# [REQUIRED WORK]
Your output must match the records exactly, line for line.

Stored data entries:
--- --- ---

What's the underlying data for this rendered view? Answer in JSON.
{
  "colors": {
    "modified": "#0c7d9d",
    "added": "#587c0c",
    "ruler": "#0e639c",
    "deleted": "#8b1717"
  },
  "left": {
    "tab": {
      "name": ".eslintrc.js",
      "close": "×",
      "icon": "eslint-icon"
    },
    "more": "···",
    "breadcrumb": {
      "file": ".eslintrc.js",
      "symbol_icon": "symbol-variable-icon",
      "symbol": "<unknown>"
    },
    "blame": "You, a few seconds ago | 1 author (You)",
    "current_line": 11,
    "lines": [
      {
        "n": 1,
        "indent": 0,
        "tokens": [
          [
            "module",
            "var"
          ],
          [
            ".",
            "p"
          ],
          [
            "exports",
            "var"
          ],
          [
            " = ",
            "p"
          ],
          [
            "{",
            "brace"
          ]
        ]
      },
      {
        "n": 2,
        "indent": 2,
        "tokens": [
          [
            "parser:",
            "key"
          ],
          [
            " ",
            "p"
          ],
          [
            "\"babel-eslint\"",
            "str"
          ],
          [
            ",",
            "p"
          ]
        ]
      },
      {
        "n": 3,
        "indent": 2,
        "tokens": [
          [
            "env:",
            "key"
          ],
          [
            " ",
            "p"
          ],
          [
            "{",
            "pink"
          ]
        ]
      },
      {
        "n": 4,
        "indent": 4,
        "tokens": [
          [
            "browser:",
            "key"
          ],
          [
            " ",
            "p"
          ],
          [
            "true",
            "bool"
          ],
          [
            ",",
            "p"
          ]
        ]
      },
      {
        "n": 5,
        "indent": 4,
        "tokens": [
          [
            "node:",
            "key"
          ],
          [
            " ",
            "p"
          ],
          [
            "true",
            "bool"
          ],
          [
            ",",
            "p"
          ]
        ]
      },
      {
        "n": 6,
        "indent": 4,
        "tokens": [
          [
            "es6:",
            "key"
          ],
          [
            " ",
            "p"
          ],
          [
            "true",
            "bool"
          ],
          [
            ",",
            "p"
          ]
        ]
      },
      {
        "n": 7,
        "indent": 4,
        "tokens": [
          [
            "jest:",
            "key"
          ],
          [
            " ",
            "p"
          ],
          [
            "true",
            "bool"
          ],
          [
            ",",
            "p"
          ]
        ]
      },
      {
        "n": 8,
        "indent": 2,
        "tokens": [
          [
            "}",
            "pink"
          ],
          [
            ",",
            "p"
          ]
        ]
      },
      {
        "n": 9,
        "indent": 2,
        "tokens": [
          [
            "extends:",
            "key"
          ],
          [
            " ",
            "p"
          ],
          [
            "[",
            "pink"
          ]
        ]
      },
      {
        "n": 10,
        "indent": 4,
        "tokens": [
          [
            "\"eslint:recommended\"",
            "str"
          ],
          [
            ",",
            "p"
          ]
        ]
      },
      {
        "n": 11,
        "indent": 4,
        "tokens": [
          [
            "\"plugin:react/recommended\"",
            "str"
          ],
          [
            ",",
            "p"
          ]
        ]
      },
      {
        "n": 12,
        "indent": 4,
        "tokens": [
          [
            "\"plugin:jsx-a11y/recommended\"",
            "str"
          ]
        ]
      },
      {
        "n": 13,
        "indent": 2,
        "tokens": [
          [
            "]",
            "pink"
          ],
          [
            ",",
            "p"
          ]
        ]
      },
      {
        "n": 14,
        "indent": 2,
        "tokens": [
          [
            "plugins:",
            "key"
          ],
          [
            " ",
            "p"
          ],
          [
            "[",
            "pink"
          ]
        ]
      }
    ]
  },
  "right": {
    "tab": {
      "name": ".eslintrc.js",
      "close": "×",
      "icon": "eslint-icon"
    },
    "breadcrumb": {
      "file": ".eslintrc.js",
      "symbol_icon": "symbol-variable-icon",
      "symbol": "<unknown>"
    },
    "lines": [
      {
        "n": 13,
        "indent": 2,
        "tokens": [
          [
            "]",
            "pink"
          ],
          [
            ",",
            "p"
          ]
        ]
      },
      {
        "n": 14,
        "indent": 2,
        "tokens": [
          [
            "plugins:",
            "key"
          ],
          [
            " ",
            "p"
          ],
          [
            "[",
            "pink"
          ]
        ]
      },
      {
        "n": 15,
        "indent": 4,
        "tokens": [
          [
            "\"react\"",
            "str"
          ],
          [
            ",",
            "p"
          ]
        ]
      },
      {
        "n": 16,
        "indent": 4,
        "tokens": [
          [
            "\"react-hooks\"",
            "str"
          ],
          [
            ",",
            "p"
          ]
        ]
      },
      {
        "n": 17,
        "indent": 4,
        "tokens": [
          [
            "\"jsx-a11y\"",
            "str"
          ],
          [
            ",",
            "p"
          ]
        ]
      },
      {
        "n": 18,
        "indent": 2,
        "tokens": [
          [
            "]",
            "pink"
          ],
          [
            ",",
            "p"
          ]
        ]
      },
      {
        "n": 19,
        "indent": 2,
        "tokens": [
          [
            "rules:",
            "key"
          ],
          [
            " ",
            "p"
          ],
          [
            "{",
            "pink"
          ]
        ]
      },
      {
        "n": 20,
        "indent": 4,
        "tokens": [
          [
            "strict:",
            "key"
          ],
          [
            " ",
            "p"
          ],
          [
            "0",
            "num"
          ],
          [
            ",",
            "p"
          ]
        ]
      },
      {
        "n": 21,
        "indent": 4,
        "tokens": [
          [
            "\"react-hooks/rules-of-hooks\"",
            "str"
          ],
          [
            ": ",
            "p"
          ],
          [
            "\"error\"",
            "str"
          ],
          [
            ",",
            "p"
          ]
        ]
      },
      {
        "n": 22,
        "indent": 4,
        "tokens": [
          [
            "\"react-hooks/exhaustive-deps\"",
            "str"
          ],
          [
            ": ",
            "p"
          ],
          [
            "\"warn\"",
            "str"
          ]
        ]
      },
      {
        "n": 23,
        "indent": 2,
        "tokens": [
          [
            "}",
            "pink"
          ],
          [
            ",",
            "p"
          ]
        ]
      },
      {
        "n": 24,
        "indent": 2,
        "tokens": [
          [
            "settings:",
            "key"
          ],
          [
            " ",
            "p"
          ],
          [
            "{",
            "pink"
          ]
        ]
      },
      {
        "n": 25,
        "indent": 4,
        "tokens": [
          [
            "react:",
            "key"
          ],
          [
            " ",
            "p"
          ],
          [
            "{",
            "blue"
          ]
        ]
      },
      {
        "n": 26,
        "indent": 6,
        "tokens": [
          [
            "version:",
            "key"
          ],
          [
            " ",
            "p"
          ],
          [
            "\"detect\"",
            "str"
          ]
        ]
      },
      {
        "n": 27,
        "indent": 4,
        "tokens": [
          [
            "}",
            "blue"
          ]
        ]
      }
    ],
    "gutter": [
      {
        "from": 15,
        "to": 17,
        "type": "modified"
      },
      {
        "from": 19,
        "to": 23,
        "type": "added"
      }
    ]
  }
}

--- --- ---

# [RESULT OF THE TASK]
What's the underlying data for this rendered view? Answer in JSON.
{
  "colors": {
    "modified": "#0c7d9d",
    "added": "#587c0c",
    "ruler": "#0e639c",
    "deleted": "#8b1717"
  },
  "left": {
    "tab": {
      "name": ".eslintrc.js",
      "close": "×",
      "icon": "eslint-icon"
    },
    "more": "···",
    "breadcrumb": {
      "file": ".eslintrc.js",
      "symbol_icon": "symbol-variable-icon",
      "symbol": "<unknown>"
    },
    "blame": "You, a few seconds ago | 1 author (You)",
    "current_line": 11,
    "lines": [
      {
        "n": 1,
        "indent": 0,
        "tokens": [
          [
            "module",
            "var"
          ],
          [
            ".",
            "p"
          ],
          [
            "exports",
            "var"
          ],
          [
            " = ",
            "p"
          ],
          [
            "{",
            "brace"
          ]
        ]
      },
      {
        "n": 2,
        "indent": 2,
        "tokens": [
          [
            "parser:",
            "key"
          ],
          [
            " ",
            "p"
          ],
          [
            "\"babel-eslint\"",
            "str"
          ],
          [
            ",",
            "p"
          ]
        ]
      },
      {
        "n": 3,
        "indent": 2,
        "tokens": [
          [
            "env:",
            "key"
          ],
          [
            " ",
            "p"
          ],
          [
            "{",
            "pink"
          ]
        ]
      },
      {
        "n": 4,
        "indent": 4,
        "tokens": [
          [
            "browser:",
            "key"
          ],
          [
            " ",
            "p"
          ],
          [
            "true",
            "bool"
          ],
          [
            ",",
            "p"
          ]
        ]
      },
      {
        "n": 5,
        "indent": 4,
        "tokens": [
          [
            "node:",
            "key"
          ],
          [
            " ",
            "p"
          ],
          [
            "true",
            "bool"
          ],
          [
            ",",
            "p"
          ]
        ]
      },
      {
        "n": 6,
        "indent": 4,
        "tokens": [
          [
            "es6:",
            "key"
          ],
          [
            " ",
            "p"
          ],
          [
            "true",
            "bool"
          ],
          [
            ",",
            "p"
          ]
        ]
      },
      {
        "n": 7,
        "indent": 4,
        "tokens": [
          [
            "jest:",
            "key"
          ],
          [
            " ",
            "p"
          ],
          [
            "true",
            "bool"
          ],
          [
            ",",
            "p"
          ]
        ]
      },
      {
        "n": 8,
        "indent": 2,
        "tokens": [
          [
            "}",
            "pink"
          ],
          [
            ",",
            "p"
          ]
        ]
      },
      {
        "n": 9,
        "indent": 2,
        "tokens": [
          [
            "extends:",
            "key"
          ],
          [
            " ",
            "p"
          ],
          [
            "[",
            "pink"
          ]
        ]
      },
      {
        "n": 10,
        "indent": 4,
        "tokens": [
          [
            "\"eslint:recommended\"",
            "str"
          ],
          [
            ",",
            "p"
          ]
        ]
      },
      {
        "n": 11,
        "indent": 4,
        "tokens": [
          [
            "\"plugin:react/recommended\"",
            "str"
          ],
          [
            ",",
            "p"
          ]
        ]
      },
      {
        "n": 12,
        "indent": 4,
        "tokens": [
          [
            "\"plugin:jsx-a11y/recommended\"",
            "str"
          ]
        ]
      },
      {
        "n": 13,
        "indent": 2,
        "tokens": [
          [
            "]",
            "pink"
          ],
          [
            ",",
            "p"
          ]
        ]
      },
      {
        "n": 14,
        "indent": 2,
        "tokens": [
          [
            "plugins:",
            "key"
          ],
          [
            " ",
            "p"
          ],
          [
            "[",
            "pink"
          ]
        ]
      }
    ]
  },
  "right": {
    "tab": {
      "name": ".eslintrc.js",
      "close": "×",
      "icon": "eslint-icon"
    },
    "breadcrumb": {
      "file": ".eslintrc.js",
      "symbol_icon": "symbol-variable-icon",
      "symbol": "<unknown>"
    },
    "lines": [
      {
        "n": 13,
        "indent": 2,
        "tokens": [
          [
            "]",
            "pink"
          ],
          [
            ",",
            "p"
          ]
        ]
      },
      {
        "n": 14,
        "indent": 2,
        "tokens": [
          [
            "plugins:",
            "key"
          ],
          [
            " ",
            "p"
          ],
          [
            "[",
            "pink"
          ]
        ]
      },
      {
        "n": 15,
        "indent": 4,
        "tokens": [
          [
            "\"react\"",
            "str"
          ],
          [
            ",",
            "p"
          ]
        ]
      },
      {
        "n": 16,
        "indent": 4,
        "tokens": [
          [
            "\"react-hooks\"",
            "str"
          ],
          [
            ",",
            "p"
          ]
        ]
      },
      {
        "n": 17,
        "indent": 4,
        "tokens": [
          [
            "\"jsx-a11y\"",
            "str"
          ],
          [
            ",",
            "p"
          ]
        ]
      },
      {
        "n": 18,
        "indent": 2,
        "tokens": [
          [
            "]",
            "pink"
          ],
          [
            ",",
            "p"
          ]
        ]
      },
      {
        "n": 19,
        "indent": 2,
        "tokens": [
          [
            "rules:",
            "key"
          ],
          [
            " ",
            "p"
          ],
          [
            "{",
            "pink"
          ]
        ]
      },
      {
        "n": 20,
        "indent": 4,
        "tokens": [
          [
            "strict:",
            "key"
          ],
          [
            " ",
            "p"
          ],
          [
            "0",
            "num"
          ],
          [
            ",",
            "p"
          ]
        ]
      },
      {
        "n": 21,
        "indent": 4,
        "tokens": [
          [
            "\"react-hooks/rules-of-hooks\"",
            "str"
          ],
          [
            ": ",
            "p"
          ],
          [
            "\"error\"",
            "str"
          ],
          [
            ",",
            "p"
          ]
        ]
      },
      {
        "n": 22,
        "indent": 4,
        "tokens": [
          [
            "\"react-hooks/exhaustive-deps\"",
            "str"
          ],
          [
            ": ",
            "p"
          ],
          [
            "\"warn\"",
            "str"
          ]
        ]
      },
      {
        "n": 23,
        "indent": 2,
        "tokens": [
          [
            "}",
            "pink"
          ],
          [
            ",",
            "p"
          ]
        ]
      },
      {
        "n": 24,
        "indent": 2,
        "tokens": [
          [
            "settings:",
            "key"
          ],
          [
            " ",
            "p"
          ],
          [
            "{",
            "pink"
          ]
        ]
      },
      {
        "n": 25,
        "indent": 4,
        "tokens": [
          [
            "react:",
            "key"
          ],
          [
            " ",
            "p"
          ],
          [
            "{",
            "blue"
          ]
        ]
      },
      {
        "n": 26,
        "indent": 6,
        "tokens": [
          [
            "version:",
            "key"
          ],
          [
            " ",
            "p"
          ],
          [
            "\"detect\"",
            "str"
          ]
        ]
      },
      {
        "n": 27,
        "indent": 4,
        "tokens": [
          [
            "}",
            "blue"
          ]
        ]
      }
    ],
    "gutter": [
      {
        "from": 15,
        "to": 17,
        "type": "modified"
      },
      {
        "from": 19,
        "to": 23,
        "type": "added"
      }
    ]
  }
}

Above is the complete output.